▶ [WHAT THE EXERCISE ASKS]: All records must be restated word for word.

[Entries taken from a collection]
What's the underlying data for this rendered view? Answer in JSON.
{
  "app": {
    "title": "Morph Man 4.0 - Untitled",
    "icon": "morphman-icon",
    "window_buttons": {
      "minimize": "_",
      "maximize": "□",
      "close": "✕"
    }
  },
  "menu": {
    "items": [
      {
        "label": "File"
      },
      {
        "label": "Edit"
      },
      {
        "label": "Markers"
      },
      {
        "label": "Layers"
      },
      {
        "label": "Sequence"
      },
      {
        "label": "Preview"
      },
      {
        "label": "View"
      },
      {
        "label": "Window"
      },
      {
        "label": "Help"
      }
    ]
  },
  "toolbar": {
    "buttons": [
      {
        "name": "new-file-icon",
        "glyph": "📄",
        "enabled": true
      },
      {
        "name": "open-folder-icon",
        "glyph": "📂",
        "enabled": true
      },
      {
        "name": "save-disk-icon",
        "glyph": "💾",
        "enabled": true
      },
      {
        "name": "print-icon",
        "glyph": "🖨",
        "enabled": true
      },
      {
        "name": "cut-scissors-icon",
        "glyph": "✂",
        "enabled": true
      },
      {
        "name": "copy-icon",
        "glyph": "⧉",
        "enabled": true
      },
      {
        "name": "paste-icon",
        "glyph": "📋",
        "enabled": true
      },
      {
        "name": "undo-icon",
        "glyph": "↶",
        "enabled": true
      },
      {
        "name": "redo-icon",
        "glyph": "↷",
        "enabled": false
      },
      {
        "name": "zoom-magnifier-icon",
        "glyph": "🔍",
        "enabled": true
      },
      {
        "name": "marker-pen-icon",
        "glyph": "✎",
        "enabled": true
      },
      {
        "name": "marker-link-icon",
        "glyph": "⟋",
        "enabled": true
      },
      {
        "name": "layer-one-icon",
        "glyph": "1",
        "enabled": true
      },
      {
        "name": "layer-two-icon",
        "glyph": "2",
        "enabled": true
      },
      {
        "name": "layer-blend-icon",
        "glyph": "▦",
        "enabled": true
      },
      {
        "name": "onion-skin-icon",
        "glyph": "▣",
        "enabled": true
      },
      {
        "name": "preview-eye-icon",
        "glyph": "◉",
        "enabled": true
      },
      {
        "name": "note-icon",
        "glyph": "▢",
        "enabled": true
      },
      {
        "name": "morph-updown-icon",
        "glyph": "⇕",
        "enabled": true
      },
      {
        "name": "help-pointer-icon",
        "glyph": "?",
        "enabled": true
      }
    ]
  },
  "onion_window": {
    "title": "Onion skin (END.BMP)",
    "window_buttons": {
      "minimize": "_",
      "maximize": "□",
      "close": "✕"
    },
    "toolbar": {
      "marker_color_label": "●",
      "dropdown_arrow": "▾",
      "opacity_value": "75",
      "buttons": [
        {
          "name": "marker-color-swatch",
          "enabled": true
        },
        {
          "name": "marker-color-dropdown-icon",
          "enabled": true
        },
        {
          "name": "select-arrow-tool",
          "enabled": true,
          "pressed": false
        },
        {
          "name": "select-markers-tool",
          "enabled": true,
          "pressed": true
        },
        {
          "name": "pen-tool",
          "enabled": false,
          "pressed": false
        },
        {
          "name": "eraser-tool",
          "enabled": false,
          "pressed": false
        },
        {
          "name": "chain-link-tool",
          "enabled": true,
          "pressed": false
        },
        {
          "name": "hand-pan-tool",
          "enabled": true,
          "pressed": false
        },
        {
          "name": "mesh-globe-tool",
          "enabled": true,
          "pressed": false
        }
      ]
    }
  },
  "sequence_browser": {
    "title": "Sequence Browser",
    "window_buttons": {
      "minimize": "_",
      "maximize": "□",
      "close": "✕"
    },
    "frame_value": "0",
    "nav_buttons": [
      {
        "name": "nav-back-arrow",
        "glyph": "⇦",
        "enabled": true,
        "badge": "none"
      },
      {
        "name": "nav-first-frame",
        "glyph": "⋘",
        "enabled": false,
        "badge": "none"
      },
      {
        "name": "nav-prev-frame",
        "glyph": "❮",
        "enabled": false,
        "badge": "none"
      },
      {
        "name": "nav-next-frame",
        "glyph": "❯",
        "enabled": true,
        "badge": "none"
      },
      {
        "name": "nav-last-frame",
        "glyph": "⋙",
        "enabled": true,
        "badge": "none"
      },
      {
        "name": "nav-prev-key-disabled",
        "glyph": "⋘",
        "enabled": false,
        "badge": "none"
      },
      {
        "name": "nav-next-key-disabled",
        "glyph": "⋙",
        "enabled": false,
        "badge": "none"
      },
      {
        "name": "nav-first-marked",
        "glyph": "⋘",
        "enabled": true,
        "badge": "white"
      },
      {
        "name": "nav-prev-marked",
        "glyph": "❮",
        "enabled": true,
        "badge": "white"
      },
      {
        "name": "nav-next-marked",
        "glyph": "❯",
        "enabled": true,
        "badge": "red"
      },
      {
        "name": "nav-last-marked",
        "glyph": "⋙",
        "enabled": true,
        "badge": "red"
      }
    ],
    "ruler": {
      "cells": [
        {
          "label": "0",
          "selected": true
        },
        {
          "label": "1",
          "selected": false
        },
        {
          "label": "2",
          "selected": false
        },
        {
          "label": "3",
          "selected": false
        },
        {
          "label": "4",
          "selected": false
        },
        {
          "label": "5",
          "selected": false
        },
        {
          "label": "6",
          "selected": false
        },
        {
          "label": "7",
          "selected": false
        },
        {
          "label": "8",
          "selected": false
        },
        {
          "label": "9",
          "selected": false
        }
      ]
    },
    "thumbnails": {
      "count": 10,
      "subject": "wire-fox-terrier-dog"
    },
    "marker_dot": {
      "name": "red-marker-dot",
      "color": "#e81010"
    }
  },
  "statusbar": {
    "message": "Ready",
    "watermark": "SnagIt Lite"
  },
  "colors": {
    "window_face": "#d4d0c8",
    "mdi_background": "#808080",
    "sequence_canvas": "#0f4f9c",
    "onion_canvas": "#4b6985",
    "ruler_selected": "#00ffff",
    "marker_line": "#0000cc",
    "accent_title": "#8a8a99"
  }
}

▶ [SOLUTION TO THIS PROBLEM]:
What's the underlying data for this rendered view? Answer in JSON.
{
  "app": {
    "title": "Morph Man 4.0 - Untitled",
    "icon": "morphman-icon",
    "window_buttons": {
      "minimize": "_",
      "maximize": "□",
      "close": "✕"
    }
  },
  "menu": {
    "items": [
      {
        "label": "File"
      },
      {
        "label": "Edit"
      },
      {
        "label": "Markers"
      },
      {
        "label": "Layers"
      },
      {
        "label": "Sequence"
      },
      {
        "label": "Preview"
      },
      {
        "label": "View"
      },
      {
        "label": "Window"
      },
      {
        "label": "Help"
      }
    ]
  },
  "toolbar": {
    "buttons": [
      {
        "name": "new-file-icon",
        "glyph": "📄",
        "enabled": true
      },
      {
        "name": "open-folder-icon",
        "glyph": "📂",
        "enabled": true
      },
      {
        "name": "save-disk-icon",
        "glyph": "💾",
        "enabled": true
      },
      {
        "name": "print-icon",
        "glyph": "🖨",
        "enabled": true
      },
      {
        "name": "cut-scissors-icon",
        "glyph": "✂",
        "enabled": true
      },
      {
        "name": "copy-icon",
        "glyph": "⧉",
        "enabled": true
      },
      {
        "name": "paste-icon",
        "glyph": "📋",
        "enabled": true
      },
      {
        "name": "undo-icon",
        "glyph": "↶",
        "enabled": true
      },
      {
        "name": "redo-icon",
        "glyph": "↷",
        "enabled": false
      },
      {
        "name": "zoom-magnifier-icon",
        "glyph": "🔍",
        "enabled": true
      },
      {
        "name": "marker-pen-icon",
        "glyph": "✎",
        "enabled": true
      },
      {
        "name": "marker-link-icon",
        "glyph": "⟋",
        "enabled": true
      },
      {
        "name": "layer-one-icon",
        "glyph": "1",
        "enabled": true
      },
      {
        "name": "layer-two-icon",
        "glyph": "2",
        "enabled": true
      },
      {
        "name": "layer-blend-icon",
        "glyph": "▦",
        "enabled": true
      },
      {
        "name": "onion-skin-icon",
        "glyph": "▣",
        "enabled": true
      },
      {
        "name": "preview-eye-icon",
        "glyph": "◉",
        "enabled": true
      },
      {
        "name": "note-icon",
        "glyph": "▢",
        "enabled": true
      },
      {
        "name": "morph-updown-icon",
        "glyph": "⇕",
        "enabled": true
      },
      {
        "name": "help-pointer-icon",
        "glyph": "?",
        "enabled": true
      }
    ]
  },
  "onion_window": {
    "title": "Onion skin (END.BMP)",
    "window_buttons": {
      "minimize": "_",
      "maximize": "□",
      "close": "✕"
    },
    "toolbar": {
      "marker_color_label": "●",
      "dropdown_arrow": "▾",
      "opacity_value": "75",
      "buttons": [
        {
          "name": "marker-color-swatch",
          "enabled": true
        },
        {
          "name": "marker-color-dropdown-icon",
          "enabled": true
        },
        {
          "name": "select-arrow-tool",
          "enabled": true,
          "pressed": false
        },
        {
          "name": "select-markers-tool",
          "enabled": true,
          "pressed": true
        },
        {
          "name": "pen-tool",
          "enabled": false,
          "pressed": false
        },
        {
          "name": "eraser-tool",
          "enabled": false,
          "pressed": false
        },
        {
          "name": "chain-link-tool",
          "enabled": true,
          "pressed": false
        },
        {
          "name": "hand-pan-tool",
          "enabled": true,
          "pressed": false
        },
        {
          "name": "mesh-globe-tool",
          "enabled": true,
          "pressed": false
        }
      ]
    }
  },
  "sequence_browser": {
    "title": "Sequence Browser",
    "window_buttons": {
      "minimize": "_",
      "maximize": "□",
      "close": "✕"
    },
    "frame_value": "0",
    "nav_buttons": [
      {
        "name": "nav-back-arrow",
        "glyph": "⇦",
        "enabled": true,
        "badge": "none"
      },
      {
        "name": "nav-first-frame",
        "glyph": "⋘",
        "enabled": false,
        "badge": "none"
      },
      {
        "name": "nav-prev-frame",
        "glyph": "❮",
        "enabled": false,
        "badge": "none"
      },
      {
        "name": "nav-next-frame",
        "glyph": "❯",
        "enabled": true,
        "badge": "none"
      },
      {
        "name": "nav-last-frame",
        "glyph": "⋙",
        "enabled": true,
        "badge": "none"
      },
      {
        "name": "nav-prev-key-disabled",
        "glyph": "⋘",
        "enabled": false,
        "badge": "none"
      },
      {
        "name": "nav-next-key-disabled",
        "glyph": "⋙",
        "enabled": false,
        "badge": "none"
      },
      {
        "name": "nav-first-marked",
        "glyph": "⋘",
        "enabled": true,
        "badge": "white"
      },
      {
        "name": "nav-prev-marked",
        "glyph": "❮",
        "enabled": true,
        "badge": "white"
      },
      {
        "name": "nav-next-marked",
        "glyph": "❯",
        "enabled": true,
        "badge": "red"
      },
      {
        "name": "nav-last-marked",
        "glyph": "⋙",
        "enabled": true,
        "badge": "red"
      }
    ],
    "ruler": {
      "cells": [
        {
          "label": "0",
          "selected": true
        },
        {
          "label": "1",
          "selected": false
        },
        {
          "label": "2",
          "selected": false
        },
        {
          "label": "3",
          "selected": false
        },
        {
          "label": "4",
          "selected": false
        },
        {
          "label": "5",
          "selected": false
        },
        {
          "label": "6",
          "selected": false
        },
        {
          "label": "7",
          "selected": false
        },
        {
          "label": "8",
          "selected": false
        },
        {
          "label": "9",
          "selected": false
        }
      ]
    },
    "thumbnails": {
      "count": 10,
      "subject": "wire-fox-terrier-dog"
    },
    "marker_dot": {
      "name": "red-marker-dot",
      "color": "#e81010"
    }
  },
  "statusbar": {
    "message": "Ready",
    "watermark": "SnagIt Lite"
  },
  "colors": {
    "window_face": "#d4d0c8",
    "mdi_background": "#808080",
    "sequence_canvas": "#0f4f9c",
    "onion_canvas": "#4b6985",
    "ruler_selected": "#00ffff",
    "marker_line": "#0000cc",
    "accent_title": "#8a8a99"
  }
}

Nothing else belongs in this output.